To reduce your footprint in the ‘goods’ area, reducing your purchases among all categories is vital. The less you own, the less waste you produce. The minimalist lifestyle is not only trendy-- it’s an incredibly effective way to reduce your environmental impact. Consider investing in higher quality socks that are responsibly made versus the 12-pack of a synthetic blend. Or consider opting for online-only bills and magazine subscriptions. Evaluate your current buying habits and look for ways to either reduce your purchasing habits or improve these habits by purchasing items with less packaging or more environmentally-responsible materials.
Just The Beginning
This article just scratches the surface of how someone might be able to reduce their ecological footprint as measured by the Global Footprint Network’s online ecological footprint. Of course, there are many ways to reduce your footprint, many of which were not directly addressed here. The key is to evaluate your lifestyle and determine ways in which you can effectively improve. We are fortunate to have so many resources at hand to walk us through these steps. There are online references, apps, blogs, and more that can help you learn more about your impact and effectively reduce it.
It is important to remember that reducing your environmental impact is a process. Sometimes, it can take years to be comfortable with these transitions. Everyone is different, and as such, their journeys to more environmentally-conscious lifestyles are too.Disclaimer: This article does not constitute a product endorsement however Rise does reserve the right to recommend relevant products based on the articles content to provide a more comprehensive experience for the reader.Last Modified: 2021-07-23T13:50:34+0000

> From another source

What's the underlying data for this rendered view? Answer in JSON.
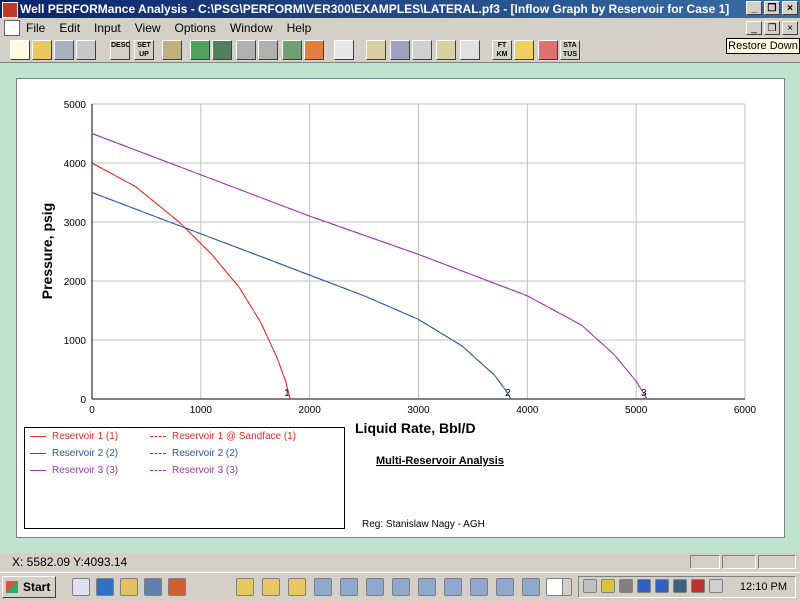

Located in Roanoke, Virginia, Maria Saxton holds a Ph.D. in Environmental Design and Planning from Virginia Tech. She works as an Environmental Planner and Housing Researcher for a local firm specializing in Community Planning, Architecture, Landscape Architecture, and Historic Preservation. Her dissertation explored the environmental impacts of small-scale homes. She serves as a volunteer board member for the Tiny Home Industry Association.